David Southwood, President of the Royal Astronomical Society
Part of the show The Last Organism Alive on Earth
This week, we sent our resident Naked Astronomer, Dominic Ford, to the sunny seaside resort of St. Andrews in Scotland, to visit the biggest annual gathering of astronomers in the UK, the National Astronomy Meeting. Organized by the Royal Astronomical Society, NAM as itís known, brings together both professional astronomers and amateur observers.
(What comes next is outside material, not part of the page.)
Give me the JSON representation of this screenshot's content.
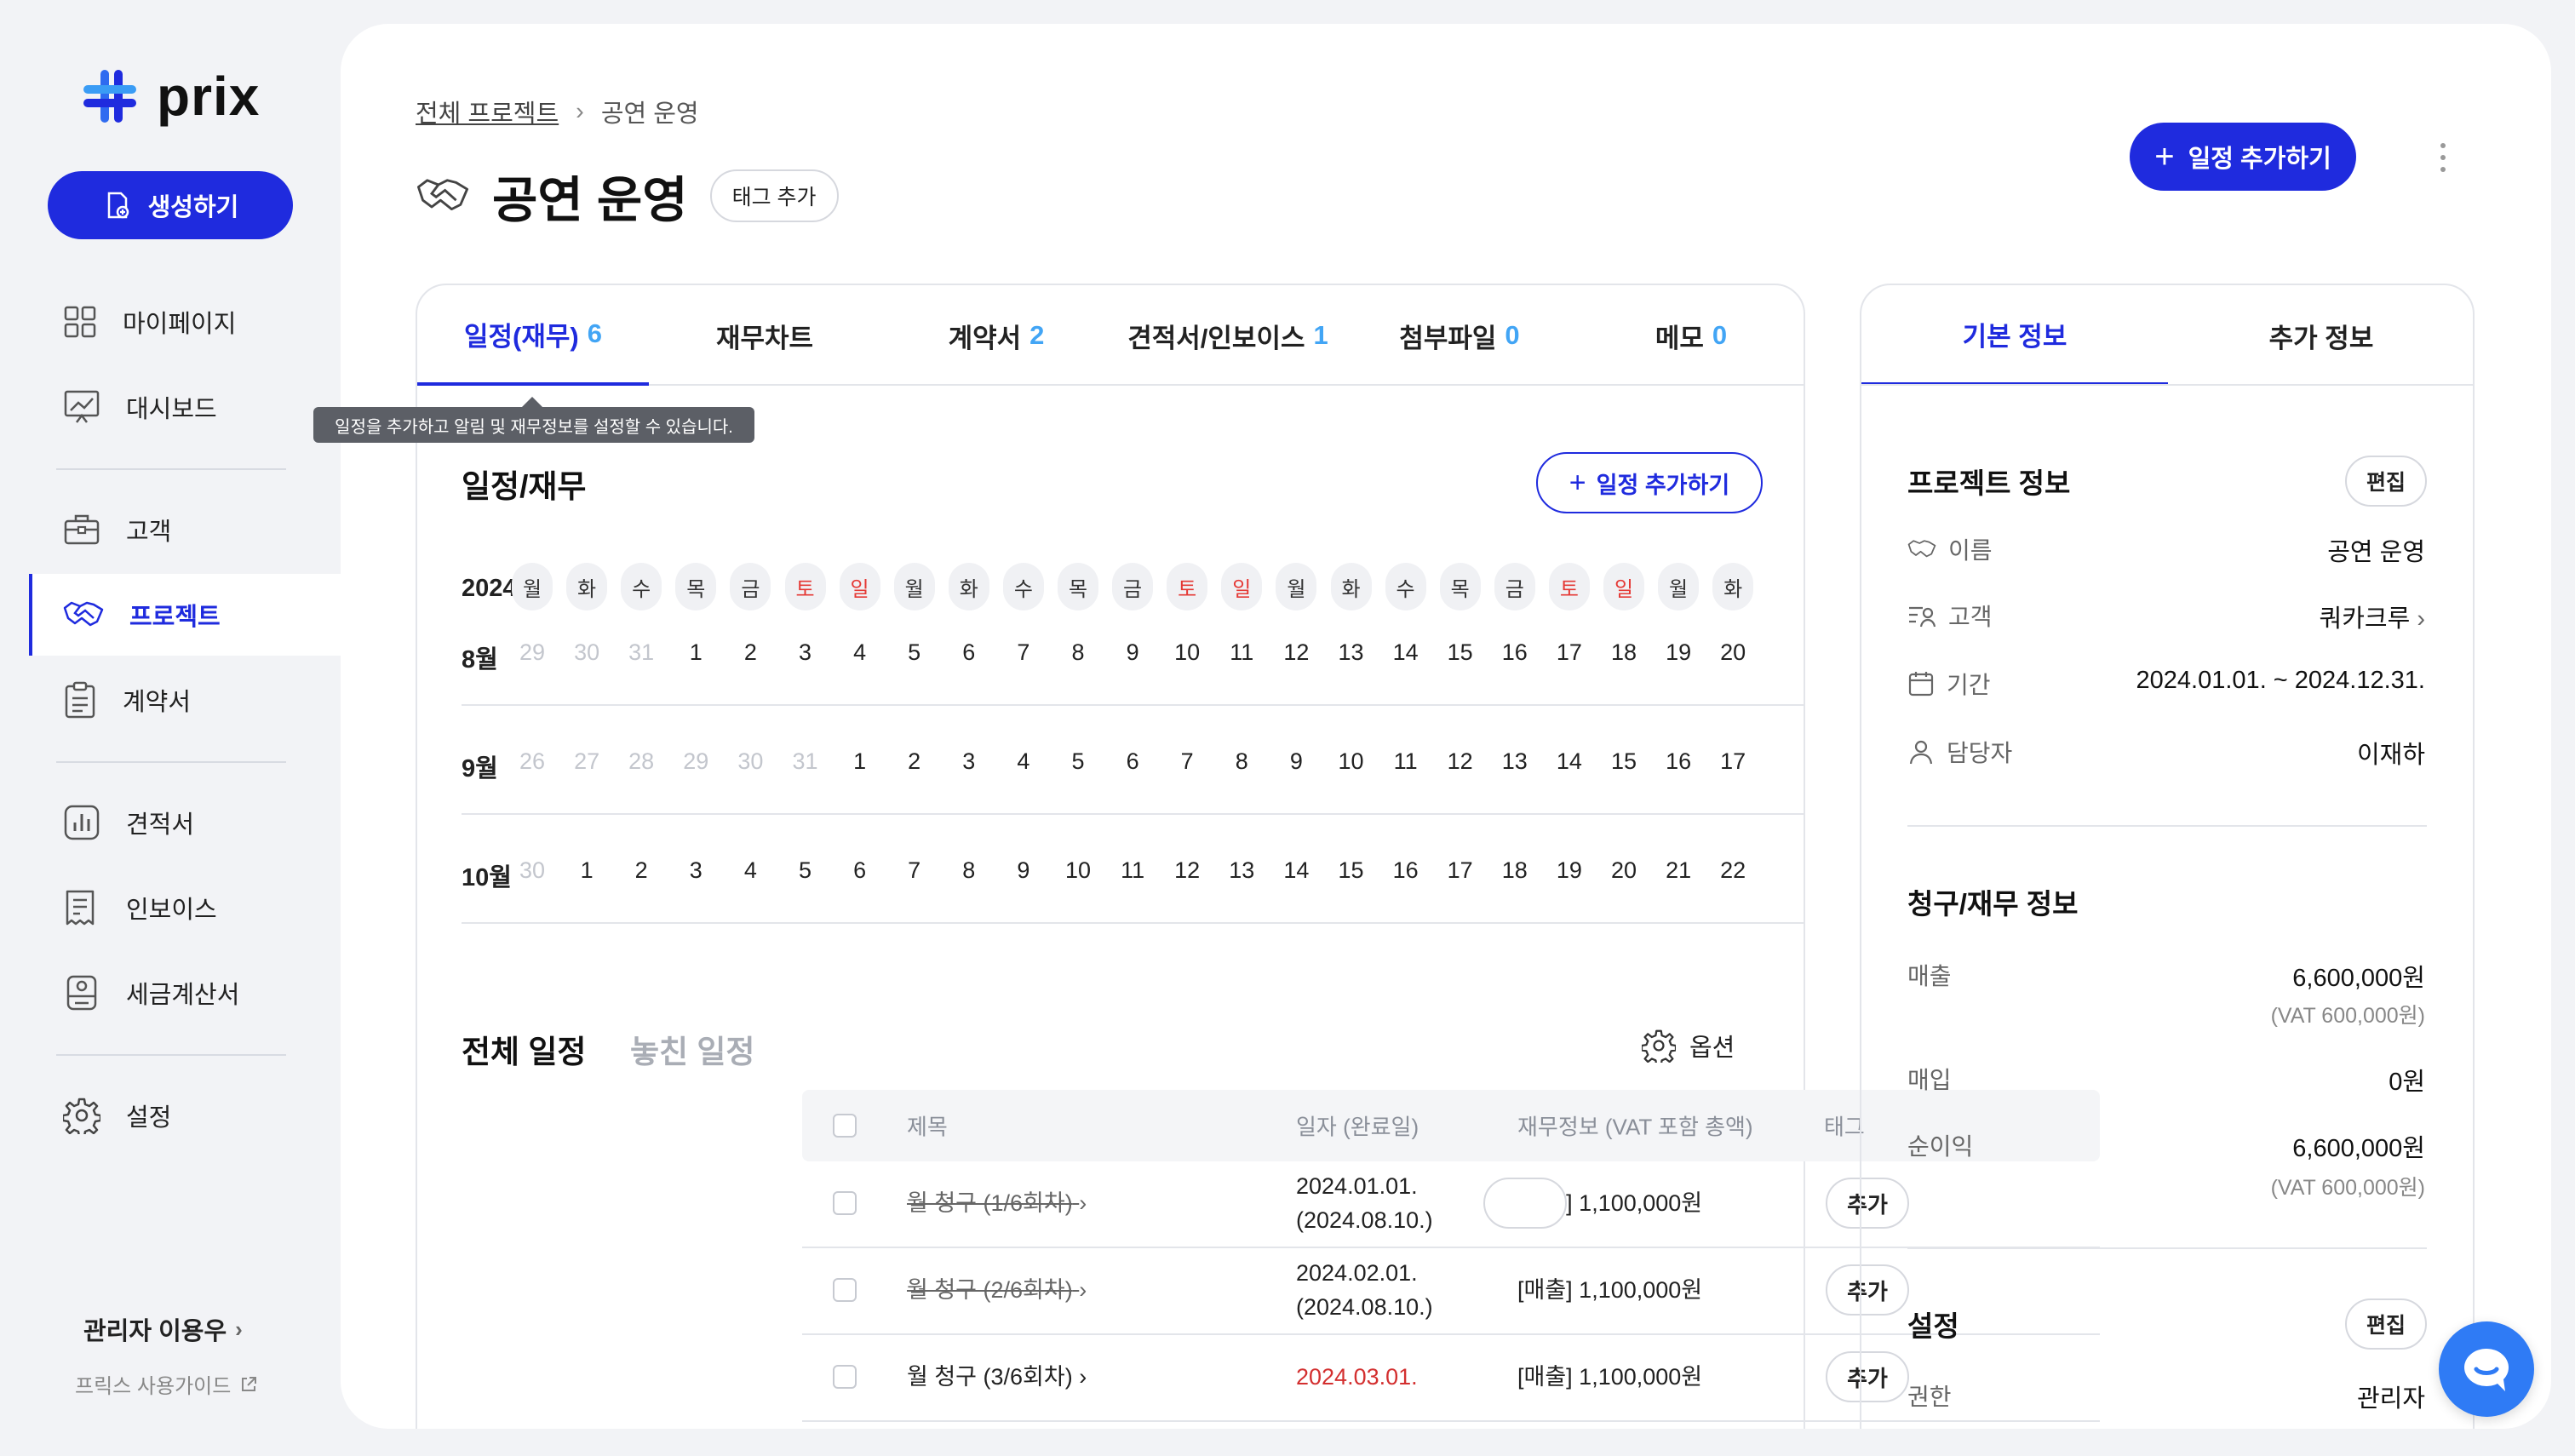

On Monday, he caught up with the President of the Royal Astronomical Society, Professor David Southwood and asked him what role the society still has to play.
David - Well, itís the professional society of astronomers, founded by William Herschel in 1820. It really looks after the professionalís standards of astronomers but increasingly, looks after, making the general public aware of how important astronomy is to our nation as a whole.
We need to tell people why doing astronomy is important, not just in some intellectual sense, itís important for our society in innovation, in building technologies that could be used elsewhere. Your mobile phone has technology in it that was developed originally for interplanetary communications. You use GPS possibly to find where you are today. Well, that came out of the international geophysical year back in 1957. Creative uses of GPS are still coming and advances on GPS still rely on an interface with astronomy and just as astronomy used to be used by sailors, without them needing to know what stars were but they need to know how the stars moved. Frankly, astronomy is behind an awful lot of things that we take for granted, like the sailors did 500 years ago.